Becky Morehouse

Becky Morehouse

Share On  


Part 5 of 12: What I Wish I Knew as a New Marketer

This week we’ll turn our attention to an important word: Focus.

There has never been a greater need to focus. Multiple audiences clamoring for attention, decreased budgets, shorter turnaround time, and myriad messages across countless platforms. All these dynamics spell chaos.

As a result, the only sane way forward is to focus.

Of course, focusing is tough. It requires prioritization. Some people and programs will not get the attention they think they need. Politics will rear its ugly head. People will say that it’s not fair. And they are right. It isn’t. But it is strategic.

Rather than spreading critical resources even wider, focus your resources so you can break through the clutter and attract the students you need.

For recruiting and marketing, focus occurs in four areas:

Students

First, focus on the kinds of students you serve well. Look at who actually graduates from your institution rather than just enrollment data. This will provide a much better sense of who you serve well. Once you have begun to identify one or more student cohorts, look at their predispositions, interests, and abilities. What motivates them? Which colleges did they consider besides yours? What are their post-college expectations? Identify their media habits and the college-choice variables of greatest interest to them. Understand who influenced them.

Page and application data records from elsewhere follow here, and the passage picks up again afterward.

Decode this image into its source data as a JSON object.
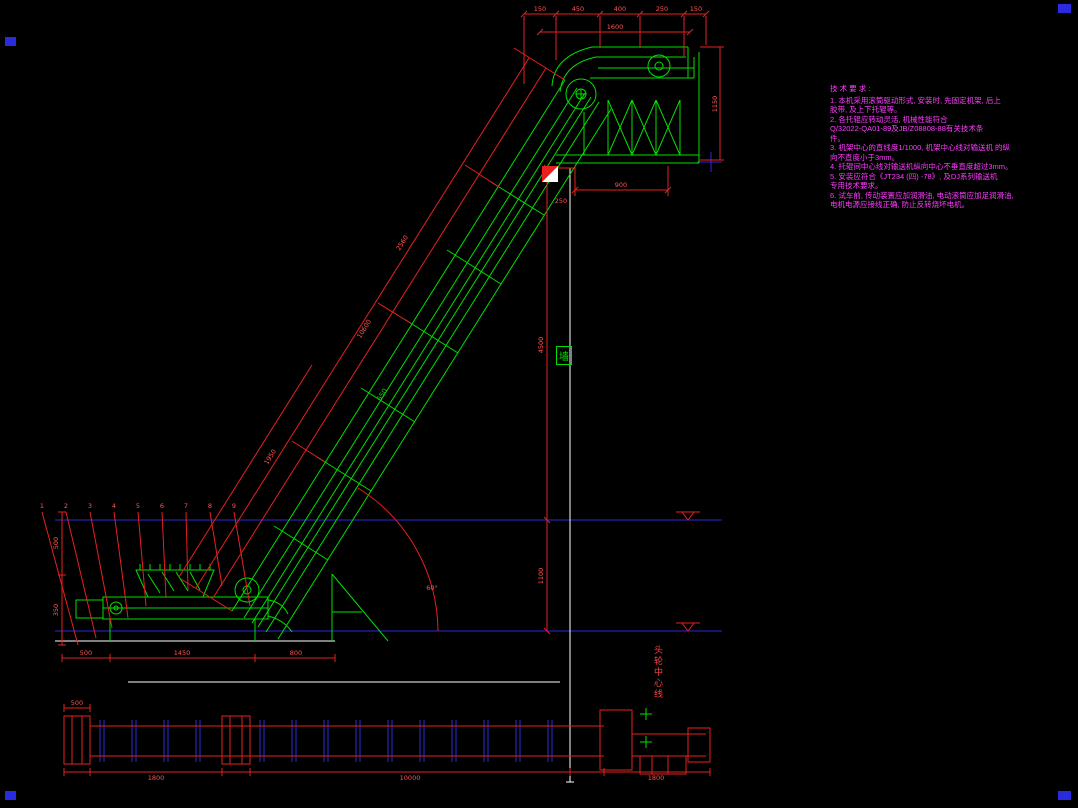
{
  "notes": {
    "title": "技 术 要 求 :",
    "lines": [
      "1. 本机采用滚筒驱动形式, 安装时, 先固定机架, 后上",
      "胶带, 及上下托辊等。",
      "2. 各托辊应转动灵活, 机械性能符合",
      "Q/32022-QA01-89及JB/Z08808-88有关技术条",
      "件。",
      "3. 机架中心的直线度1/1000, 机架中心线对输送机 的纵",
      "向不直度小于3mm。",
      "4. 托辊间中心线对输送机纵向中心不垂直度超过3mm。",
      "5. 安装应符合《JT234 (四) -78》, 及DJ系列输送机",
      "专用技术要求。",
      "6. 试车前, 传动装置应加润滑油, 电动滚筒应加足润滑油,",
      "电机电源应接线正确, 防止反转烧坏电机。"
    ]
  },
  "labels": {
    "wall": "墙",
    "centerline": "头轮中心线"
  },
  "dims": {
    "top_chain": [
      "150",
      "450",
      "400",
      "250",
      "150"
    ],
    "top_overall": "1600",
    "head_width": "900",
    "wall_gap": "250",
    "head_height": "1150",
    "drop_height": "4500",
    "floor_gap": "1100",
    "incline_length": "10600",
    "incline_seg1": "1950",
    "incline_seg2": "2560",
    "belt_width": "650",
    "angle": "60°",
    "tail_chain": [
      "500",
      "1450",
      "800"
    ],
    "left_chain": [
      "500",
      "350"
    ],
    "plan_chain": [
      "1800",
      "10000",
      "1800"
    ],
    "plan_left_offset": "500"
  },
  "callouts": [
    "1",
    "2",
    "3",
    "4",
    "5",
    "6",
    "7",
    "8",
    "9"
  ]
}
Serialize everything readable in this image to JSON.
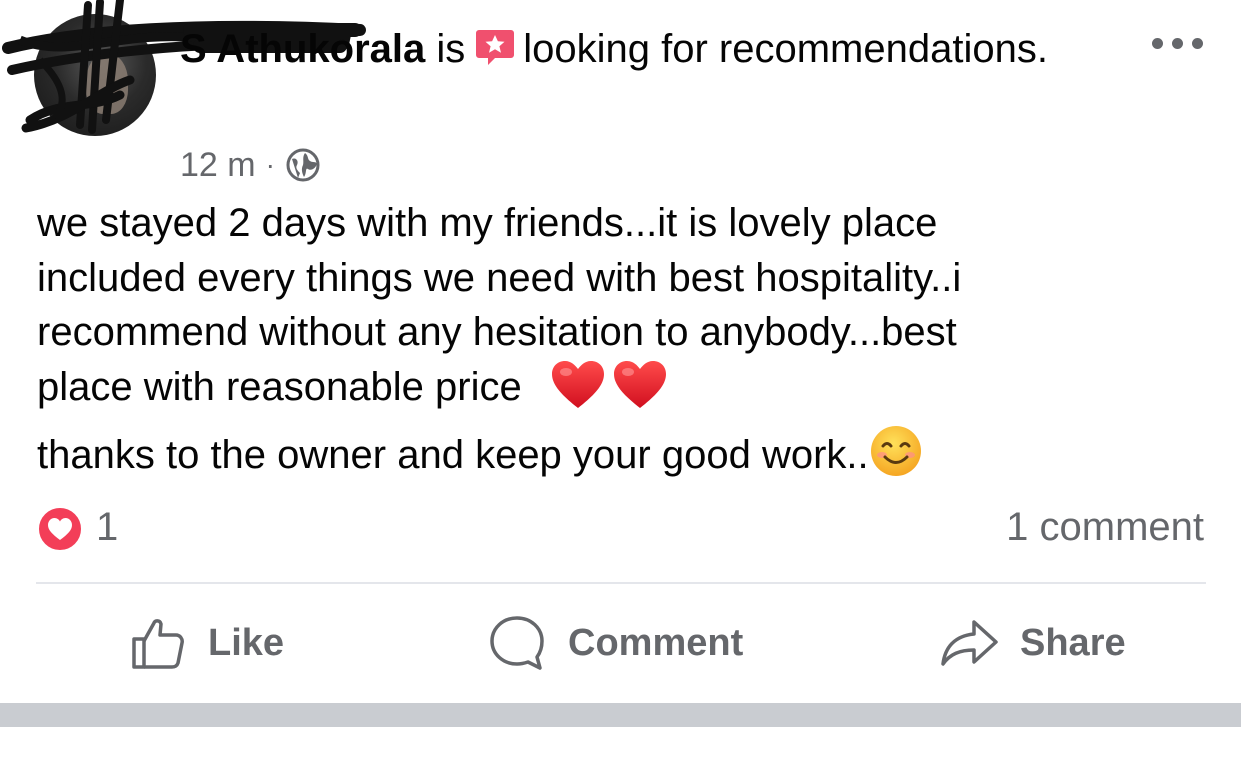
{
  "post": {
    "author": {
      "name": "S Athukorala",
      "status_verb": "is",
      "status_icon": "recommendation-star-icon",
      "status_text": "looking for recommendations."
    },
    "timestamp": "12 m",
    "separator_dot": "·",
    "audience_icon": "globe-icon",
    "body": {
      "line1": "we stayed 2 days with my friends...it is lovely place",
      "line2": "included every things we need with best hospitality..i",
      "line3": "recommend without any hesitation to anybody...best",
      "line4": "place with reasonable price",
      "line4_emojis": [
        "red-heart",
        "red-heart"
      ],
      "line5": "thanks to the owner and keep your good work..",
      "line5_emoji": "smiling-face"
    },
    "reactions": {
      "icon": "love-reaction-icon",
      "count": "1"
    },
    "comments_label": "1 comment",
    "actions": {
      "like": "Like",
      "comment": "Comment",
      "share": "Share"
    }
  },
  "colors": {
    "text": "#050505",
    "secondary_text": "#65676b",
    "love_red": "#f33e58",
    "badge_pink": "#f0506e",
    "divider": "#e4e6eb",
    "separator": "#c9ccd1"
  }
}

With these data in hand, create detailed personas for each cohort. You do this for two reasons. First, breaking your larger heterogenous student pool into smaller homogenous subsets allows for much more customization. Second, it gives you a better sense of the personality of each subset. This means they look less like data and more like people.

Programs and Services

Second, focus on the programs and services you offer that best meet the needs of these students. These are the programs of keen interest to students and must be of unparalleled quality. Equally important, this quality must be known in the marketplace (see below).  Remember, it is not about all the programs and services you want to sell. Instead, it is about the products and services these students want to buy.

Read Part 4: First Among Equals: The Importance of Audience Centrality

Target Geography

Third, focus on the target geography with large numbers of these students. Though you may be nationally known, the reality is that the majority of your students come from three or four (or even fewer) states and not all 50. You need to own these areas. Identify feeder high schools, community colleges, or four-year colleges. Identify and secret shop active competitors in this area. Understand how you are perceived (and misperceived) by students and influencers in this area. Identify the demographic and employment trends in this area. Look for opportunities to co-brand.

Marketing and Strategy

Finally, focus your marketing and strategy. Build your brand and recruiting messages around the specific programs you have identified, in the minds of the students you have identified, and in the target geographies you have identified. And whatever you do, don’t get distracted by other messages to other people in other places. Remember the key word? Focus.

The only way forward with limited budget, time, and talent resources, is to focus on those audiences, programs, and target geographies that truly matter most.

Read Next: The Language of Value

About the Author